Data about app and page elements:
........
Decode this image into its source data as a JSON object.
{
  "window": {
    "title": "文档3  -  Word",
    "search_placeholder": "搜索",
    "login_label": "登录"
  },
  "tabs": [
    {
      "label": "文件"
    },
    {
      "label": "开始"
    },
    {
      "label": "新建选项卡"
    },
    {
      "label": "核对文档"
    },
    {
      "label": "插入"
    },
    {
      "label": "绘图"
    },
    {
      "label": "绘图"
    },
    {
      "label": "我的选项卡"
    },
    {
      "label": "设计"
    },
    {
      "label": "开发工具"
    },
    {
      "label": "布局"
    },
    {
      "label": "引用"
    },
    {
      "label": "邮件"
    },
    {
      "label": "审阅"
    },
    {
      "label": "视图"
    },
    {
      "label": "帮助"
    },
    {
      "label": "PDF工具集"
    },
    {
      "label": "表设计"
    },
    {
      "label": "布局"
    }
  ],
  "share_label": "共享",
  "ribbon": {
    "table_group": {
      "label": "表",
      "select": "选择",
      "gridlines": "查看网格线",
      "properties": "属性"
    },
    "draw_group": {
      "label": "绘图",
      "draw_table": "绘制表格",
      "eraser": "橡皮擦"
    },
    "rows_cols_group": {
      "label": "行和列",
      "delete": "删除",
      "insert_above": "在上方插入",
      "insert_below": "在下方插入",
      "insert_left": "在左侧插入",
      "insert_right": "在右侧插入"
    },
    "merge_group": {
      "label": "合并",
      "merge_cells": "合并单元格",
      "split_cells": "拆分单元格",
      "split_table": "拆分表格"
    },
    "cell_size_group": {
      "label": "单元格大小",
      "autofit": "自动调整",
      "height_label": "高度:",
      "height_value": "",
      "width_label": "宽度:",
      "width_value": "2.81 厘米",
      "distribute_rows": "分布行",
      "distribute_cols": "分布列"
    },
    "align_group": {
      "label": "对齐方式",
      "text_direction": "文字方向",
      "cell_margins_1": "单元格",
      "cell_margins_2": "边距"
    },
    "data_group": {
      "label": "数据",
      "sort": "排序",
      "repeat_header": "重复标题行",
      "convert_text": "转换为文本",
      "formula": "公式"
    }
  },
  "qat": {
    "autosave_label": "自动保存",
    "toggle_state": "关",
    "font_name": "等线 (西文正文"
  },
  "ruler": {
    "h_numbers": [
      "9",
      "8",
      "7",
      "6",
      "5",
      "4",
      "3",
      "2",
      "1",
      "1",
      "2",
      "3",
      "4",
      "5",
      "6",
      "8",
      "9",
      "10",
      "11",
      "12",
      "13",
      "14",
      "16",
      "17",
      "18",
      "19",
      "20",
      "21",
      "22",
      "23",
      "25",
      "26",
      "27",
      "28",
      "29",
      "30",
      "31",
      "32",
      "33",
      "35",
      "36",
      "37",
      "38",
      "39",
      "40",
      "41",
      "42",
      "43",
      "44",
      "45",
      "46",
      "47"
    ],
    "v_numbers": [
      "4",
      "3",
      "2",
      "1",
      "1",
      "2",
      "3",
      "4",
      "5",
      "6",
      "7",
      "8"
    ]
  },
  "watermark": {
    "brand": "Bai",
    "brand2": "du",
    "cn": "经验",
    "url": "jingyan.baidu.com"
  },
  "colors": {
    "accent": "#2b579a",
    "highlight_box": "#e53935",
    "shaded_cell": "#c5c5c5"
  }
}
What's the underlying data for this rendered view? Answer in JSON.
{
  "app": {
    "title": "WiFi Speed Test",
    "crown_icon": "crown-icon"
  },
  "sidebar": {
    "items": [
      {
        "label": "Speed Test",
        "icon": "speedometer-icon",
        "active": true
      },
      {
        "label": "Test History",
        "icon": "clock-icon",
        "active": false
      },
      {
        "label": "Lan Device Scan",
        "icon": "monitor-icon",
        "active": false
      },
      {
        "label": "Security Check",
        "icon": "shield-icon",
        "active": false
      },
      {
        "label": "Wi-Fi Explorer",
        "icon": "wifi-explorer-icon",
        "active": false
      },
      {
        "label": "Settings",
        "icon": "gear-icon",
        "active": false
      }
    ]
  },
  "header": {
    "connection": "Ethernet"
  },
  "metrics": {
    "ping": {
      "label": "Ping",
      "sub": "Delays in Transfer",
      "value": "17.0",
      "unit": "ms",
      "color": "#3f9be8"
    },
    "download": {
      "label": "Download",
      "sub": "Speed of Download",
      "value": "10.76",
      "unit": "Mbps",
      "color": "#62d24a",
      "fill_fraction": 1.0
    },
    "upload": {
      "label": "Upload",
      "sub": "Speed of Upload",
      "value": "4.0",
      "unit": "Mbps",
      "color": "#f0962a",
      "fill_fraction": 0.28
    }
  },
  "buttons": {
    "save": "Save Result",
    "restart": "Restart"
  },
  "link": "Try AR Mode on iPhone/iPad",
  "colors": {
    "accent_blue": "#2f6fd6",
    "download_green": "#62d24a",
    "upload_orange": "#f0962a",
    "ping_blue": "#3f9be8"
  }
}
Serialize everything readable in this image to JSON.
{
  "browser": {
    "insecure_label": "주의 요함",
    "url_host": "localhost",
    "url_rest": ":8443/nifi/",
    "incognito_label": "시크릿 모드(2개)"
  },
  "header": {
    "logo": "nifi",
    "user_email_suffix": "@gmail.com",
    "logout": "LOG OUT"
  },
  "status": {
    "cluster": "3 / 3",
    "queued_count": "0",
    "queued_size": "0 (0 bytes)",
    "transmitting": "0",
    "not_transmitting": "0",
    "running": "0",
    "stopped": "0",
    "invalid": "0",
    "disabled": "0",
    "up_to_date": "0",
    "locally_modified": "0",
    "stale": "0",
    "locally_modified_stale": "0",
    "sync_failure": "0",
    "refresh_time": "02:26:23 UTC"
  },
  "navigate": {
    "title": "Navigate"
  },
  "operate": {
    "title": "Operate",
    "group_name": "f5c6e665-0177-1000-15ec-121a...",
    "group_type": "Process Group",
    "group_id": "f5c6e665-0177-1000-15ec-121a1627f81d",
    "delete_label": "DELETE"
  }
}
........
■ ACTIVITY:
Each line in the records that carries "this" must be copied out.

■ TASK ANSWER:
Decode this image into its source data as a JSON object.
What's the underlying data for this rendered view? Answer in JSON.
Serialize everything readable in this image to JSON.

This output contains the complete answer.